For example (I'm making this up), we open on six people, three men and three women, that tunneled in to rob a bank, taking a bunch of safety deposit boxes. They get away clean, go to their hideout and start cracking open the boxes, looking for valuables. They find a weird old puzzle box, one guy, Jocko, is weirdly attracted to it, he gets obsessed with solving the puzzle box. He insists, the rest know Jocko is a weirdo that can get violent, so they let him play with the puzzle box and continue cracking the safety deposit boxes. Then Jocko laughs, and opens the puzzle box — And all six criminals are suddenly somewhere else, each in different rooms of a huge, crazy old mansion. We pull back and this mansion is on an island in the middle of nowhere. To avoid cliché, let's say it is beautiful, a paradise, absolutely serene. Heaven on Earth, until we see the waters around it,filled with dead fish.
So, some elements of a crime, some fantasy element, but if I do all the above in the first 12 pages of a script (typically the setup for a catalyst; 1/10th to 1/12th of the script), this is not really a genre shift.
I don't get the audience interested in how they got into the bank. We saw a tunnel. Or whether they will get caught, as the police are never involved.
Heist movies are all about the how, the clever ruses and unexpected genius and trickery, the con games. In Ocean's 11, we wonder why we need a master pickpocket, an electrician, an acrobat, the remote control brothers, etc; but it all comes together.
In my little example, there is a magical transport but we don't get deep into the rules of magic, it is just there so we don't have to explain how we got from the Suburbs to a malevolent mansion on a mystery island with no way to escape.
To be a genre shift, I think you have to provide more of the tropes of the genre: To the audience it has to feel like a mystery unfolding before it becomes horror. A full act:
- Robbery, and criminals escape.
- A detective at the scene of the crime.
- The distraught but senile owner of the puzzle box is terrified.
- The detective, from photographs, discovers some backstory of the puzzle box, teasing the audience into the supernatural horror aspect.
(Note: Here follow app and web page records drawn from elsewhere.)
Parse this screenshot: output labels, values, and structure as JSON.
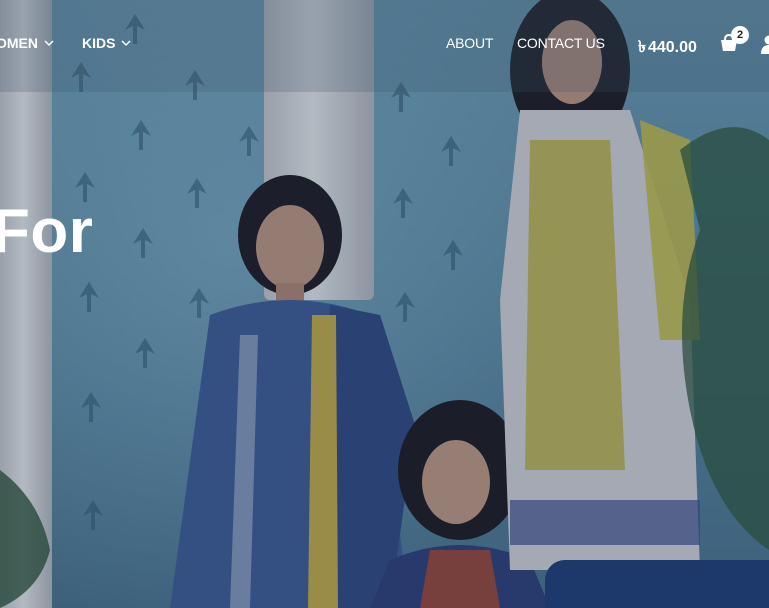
{
  "nav": {
    "items": [
      {
        "label": "OMEN"
      },
      {
        "label": "KIDS"
      },
      {
        "label": "ABOUT"
      },
      {
        "label": "CONTACT US"
      }
    ]
  },
  "cart": {
    "currency_symbol": "৳",
    "total": "440.00",
    "count": "2"
  },
  "hero": {
    "headline": "For"
  },
  "icons": [
    "chevron-down-icon",
    "cart-icon",
    "user-icon",
    "taka-icon"
  ],
  "colors": {
    "wall": "#5f8fa8",
    "header_text": "#ffffff",
    "overlay": "#1e2d46"
  }
}
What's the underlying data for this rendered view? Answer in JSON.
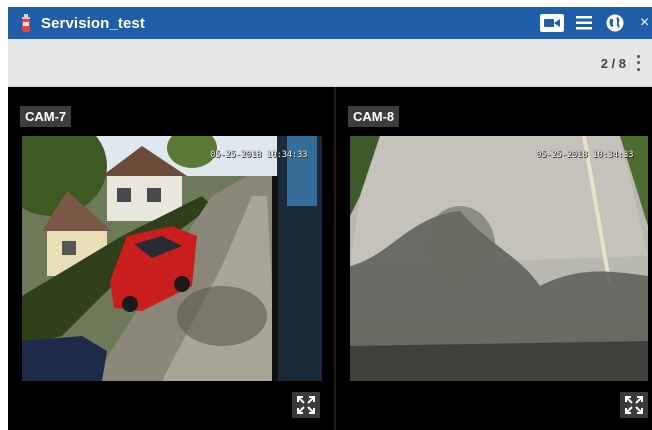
{
  "window": {
    "title": "Servision_test",
    "brand_color": "#1f5ea8",
    "app_icon": "fire-extinguisher-icon"
  },
  "titlebar_actions": [
    {
      "icon": "video-camera-icon"
    },
    {
      "icon": "hamburger-menu-icon"
    },
    {
      "icon": "globe-icon"
    },
    {
      "icon": "close-icon",
      "glyph": "×"
    }
  ],
  "toolbar": {
    "page_indicator": "2 / 8",
    "more_icon": "kebab-menu-icon"
  },
  "cameras": [
    {
      "label": "CAM-7",
      "timestamp": "05-25-2018 10:34:33",
      "fullscreen_icon": "expand-icon"
    },
    {
      "label": "CAM-8",
      "timestamp": "05-25-2018 10:34:33",
      "fullscreen_icon": "expand-icon"
    }
  ]
}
- She is led to a Chinese monk  that tells her about the puzzle box, and uses a ritual to divine it's location; so more supernaturalism.
- She doesn't believe it at first, but then follows up and finds their hideout.
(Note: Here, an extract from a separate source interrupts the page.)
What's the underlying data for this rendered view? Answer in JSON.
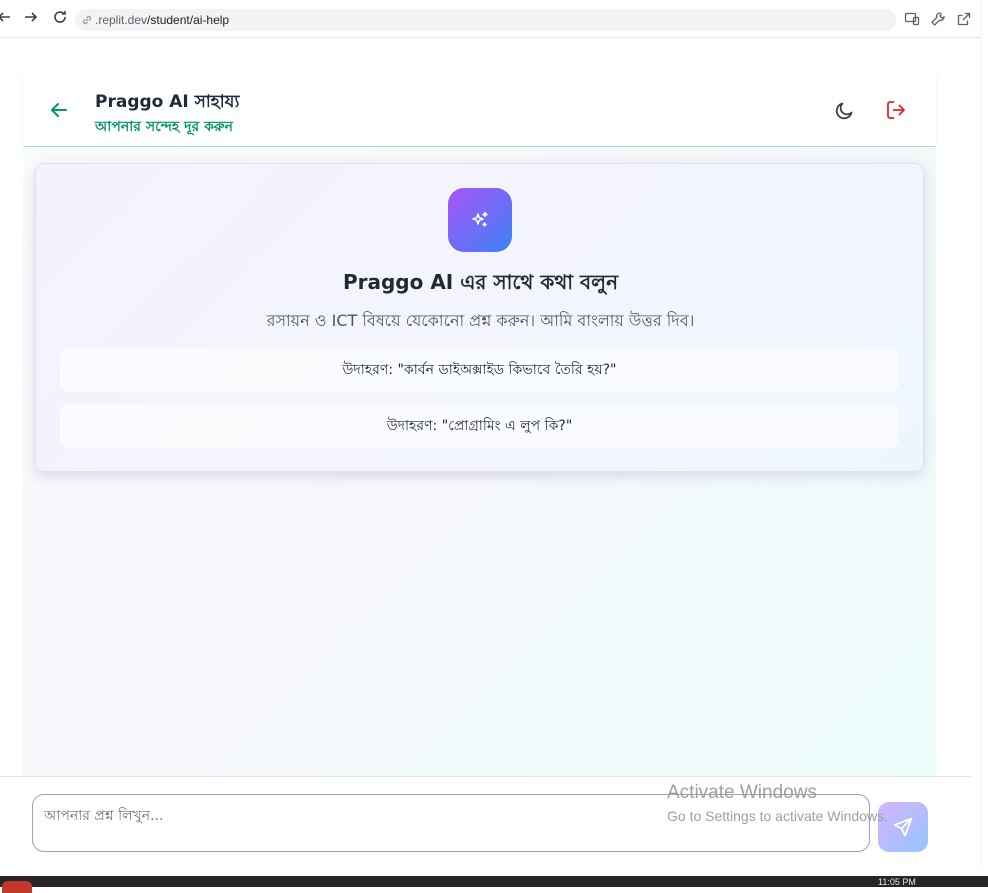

- She arrives just in time to be transported with the criminals.
Seven beats; about 15 pages. Ultimately, supernatural horror aside, maybe the detective is the sole survivor, the criminals die horrible deaths, but she figures out how to re-trap the evil in the puzzle box, and when she does, she is magically returned to the hideout she found, puzzle box in hand. The criminals are nowhere to be found.
So technically, mystery solved! With about 60% of the story a straight-up horror flick between the first act (~30 pages) and the Finale (~15 pages).
I'd recommend this kind of genre-shift as a fun way to pad out an otherwise simple horror concept.
(Edited to correct a minor bug in the plot.)